The Wizard of Oppenheimer

Michael Abberton
9 min readJul 28

Christopher Nolan’s flawed retelling of The Wizard of Oz and the disneyfication of history

Toto the dog sits in the foreground, on a yellow brick road leading to a nuclear mushroom cloud
Toto sits waiting on the road to Oz. AI generated artwork for this article.

Oppenheimer (Christopher Nolan, 2024) is being hailed as a modern classic. Believing the hype and liking some of of the director’s previous work, I went to see it on Imax. I did stay for the whole movie, unfortunately far from entertained or enlightened by the experience, but increasingly angry. It was the worst film I’ve seen in some time. What follows below is not so much a review but my interpretation and an account of my experience, and it does contain spoilers.

From the start, the film is confusing. It displays the text 1. Fission on screen which led me to believe that the narrative was going to be split into parts, but very soon after 2. Fusion is displayed, with no explanation, and there are no other such titles for the rest of the three hours. Parts of the film are in monochrome, others in colour, a similar device to The Wizard of Oz (1939). I think this is to indicate those events in colour where Oppenheimer was present and related in flashback (though the flashback pretence also disappears) and those events in monochrome where he was not or through the perspective of Robert Downey Jnr’s character, the moustache-twirling villain Lewis Strauss.

This idea of first-person perspective has featured largely in the promotion of the film, and also in the past week to excuse some of the more egregious aspects that will be considered below. Apparently the script was written in the first person, though of course no element of the film is shot that way. The most notable film to use that device was Dark Passage (1947) starring Humphrey Bogart and Lauren Bacall, where for the first few acts Bogart’s face is not seen and other actors, notably Bacall, interact directly with the camera. Given the screen time that an extreme close-up of Cillian Murphy’s face is given in Oppenheimer, this seems not to have been considered.

If the pretence is that this is all Oppenheimer’s perspective, then there are some startling omissions in what we do know about the guiding elements of his character.

There is practically no science in the film at all — which is extremely odd, given that this is surely the core of the central character’s being and underlies all his professional and personal relationships.

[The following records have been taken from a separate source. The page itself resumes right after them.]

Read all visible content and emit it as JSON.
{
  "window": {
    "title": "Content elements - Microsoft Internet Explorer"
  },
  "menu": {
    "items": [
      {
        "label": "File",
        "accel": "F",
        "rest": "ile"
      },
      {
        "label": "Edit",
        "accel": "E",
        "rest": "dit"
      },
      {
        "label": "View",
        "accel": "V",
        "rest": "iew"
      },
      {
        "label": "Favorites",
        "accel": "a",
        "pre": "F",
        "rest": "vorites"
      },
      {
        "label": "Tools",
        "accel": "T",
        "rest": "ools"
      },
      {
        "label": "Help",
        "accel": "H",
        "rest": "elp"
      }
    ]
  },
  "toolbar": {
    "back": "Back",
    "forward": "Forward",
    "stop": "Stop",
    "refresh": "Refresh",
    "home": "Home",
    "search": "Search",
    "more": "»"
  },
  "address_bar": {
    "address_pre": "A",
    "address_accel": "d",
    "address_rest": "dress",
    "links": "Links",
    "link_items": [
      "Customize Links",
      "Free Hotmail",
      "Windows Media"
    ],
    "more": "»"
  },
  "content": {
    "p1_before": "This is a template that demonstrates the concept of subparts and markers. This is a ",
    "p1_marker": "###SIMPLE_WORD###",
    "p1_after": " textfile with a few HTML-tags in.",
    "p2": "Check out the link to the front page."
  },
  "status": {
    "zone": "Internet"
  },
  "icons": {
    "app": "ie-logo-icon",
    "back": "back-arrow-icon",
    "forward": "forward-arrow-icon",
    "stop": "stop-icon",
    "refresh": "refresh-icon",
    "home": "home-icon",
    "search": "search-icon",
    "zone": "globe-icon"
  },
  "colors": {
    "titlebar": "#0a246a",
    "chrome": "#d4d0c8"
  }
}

It’s…

Michael Abberton

Tomahawk thrower, writer, trade unionist, Japanese speaker and all around good guy.